=== EXERCISE DESCRIPTION ===
If a line in the entries below contains the word "text", it counts; report how many such lines there are, and only that number.

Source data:
▽
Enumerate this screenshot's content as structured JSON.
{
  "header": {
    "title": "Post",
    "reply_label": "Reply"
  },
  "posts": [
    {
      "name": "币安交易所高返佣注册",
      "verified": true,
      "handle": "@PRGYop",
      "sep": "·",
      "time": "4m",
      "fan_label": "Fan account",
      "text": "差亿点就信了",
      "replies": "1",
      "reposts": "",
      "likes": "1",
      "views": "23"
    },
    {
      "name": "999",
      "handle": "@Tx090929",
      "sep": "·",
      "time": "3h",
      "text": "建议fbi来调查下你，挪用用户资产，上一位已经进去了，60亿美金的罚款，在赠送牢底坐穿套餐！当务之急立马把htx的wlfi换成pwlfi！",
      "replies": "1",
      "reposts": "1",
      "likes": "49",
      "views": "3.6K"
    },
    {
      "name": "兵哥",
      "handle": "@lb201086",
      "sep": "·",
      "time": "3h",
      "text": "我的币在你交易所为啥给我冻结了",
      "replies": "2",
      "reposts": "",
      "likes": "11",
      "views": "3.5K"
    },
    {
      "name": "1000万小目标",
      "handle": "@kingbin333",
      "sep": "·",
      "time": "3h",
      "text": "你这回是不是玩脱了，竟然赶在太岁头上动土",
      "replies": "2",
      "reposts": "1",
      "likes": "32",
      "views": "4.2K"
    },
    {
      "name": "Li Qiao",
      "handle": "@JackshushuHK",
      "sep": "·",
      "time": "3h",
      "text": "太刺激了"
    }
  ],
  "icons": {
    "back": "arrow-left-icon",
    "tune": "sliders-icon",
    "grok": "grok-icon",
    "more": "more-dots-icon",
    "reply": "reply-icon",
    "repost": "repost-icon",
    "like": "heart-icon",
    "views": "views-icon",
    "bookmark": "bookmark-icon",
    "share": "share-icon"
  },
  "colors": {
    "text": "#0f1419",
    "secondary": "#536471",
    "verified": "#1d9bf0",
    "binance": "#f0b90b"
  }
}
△
=== TASK RESULT ===
6